* **Extracted data**
*** Begin section ***

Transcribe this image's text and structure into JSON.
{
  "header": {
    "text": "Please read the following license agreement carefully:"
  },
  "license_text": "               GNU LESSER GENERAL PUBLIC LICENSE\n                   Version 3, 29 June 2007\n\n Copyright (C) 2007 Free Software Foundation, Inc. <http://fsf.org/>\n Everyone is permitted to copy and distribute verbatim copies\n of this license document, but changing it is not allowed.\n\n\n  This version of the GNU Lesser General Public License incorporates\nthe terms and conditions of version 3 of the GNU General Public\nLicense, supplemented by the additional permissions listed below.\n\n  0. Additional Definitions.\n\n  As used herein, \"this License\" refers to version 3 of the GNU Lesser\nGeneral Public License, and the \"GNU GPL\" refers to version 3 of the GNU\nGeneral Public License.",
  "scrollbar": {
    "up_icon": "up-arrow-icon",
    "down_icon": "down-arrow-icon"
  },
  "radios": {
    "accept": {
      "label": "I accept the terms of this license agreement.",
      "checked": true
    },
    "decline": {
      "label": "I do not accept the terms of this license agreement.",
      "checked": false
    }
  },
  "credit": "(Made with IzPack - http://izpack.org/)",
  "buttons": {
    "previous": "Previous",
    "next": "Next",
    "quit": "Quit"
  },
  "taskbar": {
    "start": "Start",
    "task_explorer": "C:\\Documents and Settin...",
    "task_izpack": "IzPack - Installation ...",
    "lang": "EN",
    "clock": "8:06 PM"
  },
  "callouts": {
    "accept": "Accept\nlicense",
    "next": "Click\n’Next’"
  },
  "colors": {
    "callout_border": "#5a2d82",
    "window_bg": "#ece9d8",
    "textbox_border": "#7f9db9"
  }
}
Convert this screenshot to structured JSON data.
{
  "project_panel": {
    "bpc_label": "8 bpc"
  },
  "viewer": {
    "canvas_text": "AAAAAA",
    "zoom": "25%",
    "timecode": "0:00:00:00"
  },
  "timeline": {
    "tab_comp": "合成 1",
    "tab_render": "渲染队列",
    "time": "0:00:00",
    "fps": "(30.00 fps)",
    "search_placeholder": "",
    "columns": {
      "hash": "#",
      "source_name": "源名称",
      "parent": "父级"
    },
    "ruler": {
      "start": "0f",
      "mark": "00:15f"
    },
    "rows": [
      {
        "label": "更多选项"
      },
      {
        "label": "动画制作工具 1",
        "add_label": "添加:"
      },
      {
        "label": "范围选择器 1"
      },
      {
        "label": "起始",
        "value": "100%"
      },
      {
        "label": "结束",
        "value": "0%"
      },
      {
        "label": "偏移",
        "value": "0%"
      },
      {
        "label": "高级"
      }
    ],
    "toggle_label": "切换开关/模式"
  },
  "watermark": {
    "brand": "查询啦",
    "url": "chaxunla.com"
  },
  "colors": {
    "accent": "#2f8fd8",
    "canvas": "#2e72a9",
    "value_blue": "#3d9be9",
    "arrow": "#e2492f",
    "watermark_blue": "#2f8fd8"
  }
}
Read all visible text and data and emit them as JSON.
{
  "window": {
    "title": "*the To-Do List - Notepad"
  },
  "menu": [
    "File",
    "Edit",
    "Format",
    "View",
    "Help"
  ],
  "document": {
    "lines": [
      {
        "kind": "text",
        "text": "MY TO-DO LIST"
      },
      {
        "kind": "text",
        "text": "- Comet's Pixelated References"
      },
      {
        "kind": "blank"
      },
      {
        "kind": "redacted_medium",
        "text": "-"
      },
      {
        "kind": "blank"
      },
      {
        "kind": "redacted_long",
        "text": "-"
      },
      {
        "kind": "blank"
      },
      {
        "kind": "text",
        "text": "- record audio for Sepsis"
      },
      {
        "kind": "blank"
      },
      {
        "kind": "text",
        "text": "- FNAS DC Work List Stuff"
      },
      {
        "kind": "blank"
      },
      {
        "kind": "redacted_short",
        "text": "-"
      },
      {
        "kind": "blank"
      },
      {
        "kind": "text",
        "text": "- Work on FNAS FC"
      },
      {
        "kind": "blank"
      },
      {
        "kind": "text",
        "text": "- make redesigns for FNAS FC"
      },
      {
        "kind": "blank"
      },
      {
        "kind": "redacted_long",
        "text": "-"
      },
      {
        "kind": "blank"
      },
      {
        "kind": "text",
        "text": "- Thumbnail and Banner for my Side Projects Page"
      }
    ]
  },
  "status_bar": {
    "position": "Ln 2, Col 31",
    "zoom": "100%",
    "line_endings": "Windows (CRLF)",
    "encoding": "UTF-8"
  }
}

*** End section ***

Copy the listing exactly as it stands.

Transcribe this image's text and structure into JSON.
{
  "header": {
    "text": "Please read the following license agreement carefully:"
  },
  "license_text": "               GNU LESSER GENERAL PUBLIC LICENSE\n                   Version 3, 29 June 2007\n\n Copyright (C) 2007 Free Software Foundation, Inc. <http://fsf.org/>\n Everyone is permitted to copy and distribute verbatim copies\n of this license document, but changing it is not allowed.\n\n\n  This version of the GNU Lesser General Public License incorporates\nthe terms and conditions of version 3 of the GNU General Public\nLicense, supplemented by the additional permissions listed below.\n\n  0. Additional Definitions.\n\n  As used herein, \"this License\" refers to version 3 of the GNU Lesser\nGeneral Public License, and the \"GNU GPL\" refers to version 3 of the GNU\nGeneral Public License.",
  "scrollbar": {
    "up_icon": "up-arrow-icon",
    "down_icon": "down-arrow-icon"
  },
  "radios": {
    "accept": {
      "label": "I accept the terms of this license agreement.",
      "checked": true
    },
    "decline": {
      "label": "I do not accept the terms of this license agreement.",
      "checked": false
    }
  },
  "credit": "(Made with IzPack - http://izpack.org/)",
  "buttons": {
    "previous": "Previous",
    "next": "Next",
    "quit": "Quit"
  },
  "taskbar": {
    "start": "Start",
    "task_explorer": "C:\\Documents and Settin...",
    "task_izpack": "IzPack - Installation ...",
    "lang": "EN",
    "clock": "8:06 PM"
  },
  "callouts": {
    "accept": "Accept\nlicense",
    "next": "Click\n’Next’"
  },
  "colors": {
    "callout_border": "#5a2d82",
    "window_bg": "#ece9d8",
    "textbox_border": "#7f9db9"
  }
}
Convert this screenshot to structured JSON data.
{
  "project_panel": {
    "bpc_label": "8 bpc"
  },
  "viewer": {
    "canvas_text": "AAAAAA",
    "zoom": "25%",
    "timecode": "0:00:00:00"
  },
  "timeline": {
    "tab_comp": "合成 1",
    "tab_render": "渲染队列",
    "time": "0:00:00",
    "fps": "(30.00 fps)",
    "search_placeholder": "",
    "columns": {
      "hash": "#",
      "source_name": "源名称",
      "parent": "父级"
    },
    "ruler": {
      "start": "0f",
      "mark": "00:15f"
    },
    "rows": [
      {
        "label": "更多选项"
      },
      {
        "label": "动画制作工具 1",
        "add_label": "添加:"
      },
      {
        "label": "范围选择器 1"
      },
      {
        "label": "起始",
        "value": "100%"
      },
      {
        "label": "结束",
        "value": "0%"
      },
      {
        "label": "偏移",
        "value": "0%"
      },
      {
        "label": "高级"
      }
    ],
    "toggle_label": "切换开关/模式"
  },
  "watermark": {
    "brand": "查询啦",
    "url": "chaxunla.com"
  },
  "colors": {
    "accent": "#2f8fd8",
    "canvas": "#2e72a9",
    "value_blue": "#3d9be9",
    "arrow": "#e2492f",
    "watermark_blue": "#2f8fd8"
  }
}
Read all visible text and data and emit them as JSON.
{
  "window": {
    "title": "*the To-Do List - Notepad"
  },
  "menu": [
    "File",
    "Edit",
    "Format",
    "View",
    "Help"
  ],
  "document": {
    "lines": [
      {
        "kind": "text",
        "text": "MY TO-DO LIST"
      },
      {
        "kind": "text",
        "text": "- Comet's Pixelated References"
      },
      {
        "kind": "blank"
      },
      {
        "kind": "redacted_medium",
        "text": "-"
      },
      {
        "kind": "blank"
      },
      {
        "kind": "redacted_long",
        "text": "-"
      },
      {
        "kind": "blank"
      },
      {
        "kind": "text",
        "text": "- record audio for Sepsis"
      },
      {
        "kind": "blank"
      },
      {
        "kind": "text",
        "text": "- FNAS DC Work List Stuff"
      },
      {
        "kind": "blank"
      },
      {
        "kind": "redacted_short",
        "text": "-"
      },
      {
        "kind": "blank"
      },
      {
        "kind": "text",
        "text": "- Work on FNAS FC"
      },
      {
        "kind": "blank"
      },
      {
        "kind": "text",
        "text": "- make redesigns for FNAS FC"
      },
      {
        "kind": "blank"
      },
      {
        "kind": "redacted_long",
        "text": "-"
      },
      {
        "kind": "blank"
      },
      {
        "kind": "text",
        "text": "- Thumbnail and Banner for my Side Projects Page"
      }
    ]
  },
  "status_bar": {
    "position": "Ln 2, Col 31",
    "zoom": "100%",
    "line_endings": "Windows (CRLF)",
    "encoding": "UTF-8"
  }
}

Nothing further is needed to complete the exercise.